the Wikipedia article. Let us call $P$ the point in the top where the 4 black lines cross.
Suppose you want to construct two segments whose ratio equals
to the cross-ratio of 4 given points on a line.
Referring to this picture, suppose that your given points are $A',B',C',D'$, and they are
on the red line $L'$. Then draw a second red line L, and choose the point $P$ so that
$PD'$ is parallel to $L$. (Or choose $P$ arbitrarily, and then choose $L$ parallel to
$PD$). Then use this $P$ as the center of projection and
project $A',B',C'$ on $L$ from $P$. The ratio $AC/BC$ will be equal to the cross ratio
To obtain the "numerical" value (the notion foreign to the Greek mathematics;
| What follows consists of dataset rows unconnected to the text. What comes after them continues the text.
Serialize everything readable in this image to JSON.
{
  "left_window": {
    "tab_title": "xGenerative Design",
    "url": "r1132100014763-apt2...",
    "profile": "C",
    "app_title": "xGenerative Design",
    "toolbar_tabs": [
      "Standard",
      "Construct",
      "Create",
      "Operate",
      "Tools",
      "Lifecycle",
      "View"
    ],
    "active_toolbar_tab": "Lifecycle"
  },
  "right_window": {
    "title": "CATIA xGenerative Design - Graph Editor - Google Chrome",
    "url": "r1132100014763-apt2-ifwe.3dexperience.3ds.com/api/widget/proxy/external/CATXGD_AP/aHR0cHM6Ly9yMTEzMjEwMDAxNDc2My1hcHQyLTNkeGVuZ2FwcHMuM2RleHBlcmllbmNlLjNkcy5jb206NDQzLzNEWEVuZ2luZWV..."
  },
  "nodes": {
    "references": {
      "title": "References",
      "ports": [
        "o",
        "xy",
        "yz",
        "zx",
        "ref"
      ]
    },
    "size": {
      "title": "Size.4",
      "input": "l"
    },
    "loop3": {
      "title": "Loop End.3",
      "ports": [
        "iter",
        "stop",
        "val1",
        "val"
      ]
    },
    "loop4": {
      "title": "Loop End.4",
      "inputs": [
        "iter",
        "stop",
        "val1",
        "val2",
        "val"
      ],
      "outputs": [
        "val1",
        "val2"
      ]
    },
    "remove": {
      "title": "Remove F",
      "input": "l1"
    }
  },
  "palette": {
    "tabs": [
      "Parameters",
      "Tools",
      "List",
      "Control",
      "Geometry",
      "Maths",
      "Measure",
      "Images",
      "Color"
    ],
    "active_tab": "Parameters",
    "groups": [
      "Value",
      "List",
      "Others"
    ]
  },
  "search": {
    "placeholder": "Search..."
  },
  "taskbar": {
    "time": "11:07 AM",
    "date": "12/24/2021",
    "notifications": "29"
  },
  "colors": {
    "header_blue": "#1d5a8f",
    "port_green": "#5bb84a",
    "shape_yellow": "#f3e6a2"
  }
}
after the discovery of non-commensurable segments they did not measure the segments
with numbers; they were only speaking of proportions, see Euclid), you have to choose the unit of length.
Suppose that $BC$ has length $1$,
then $AC$ is the cross ratio.
I have not checked with Pappus, but I suppose he had some similar construction, if he had any.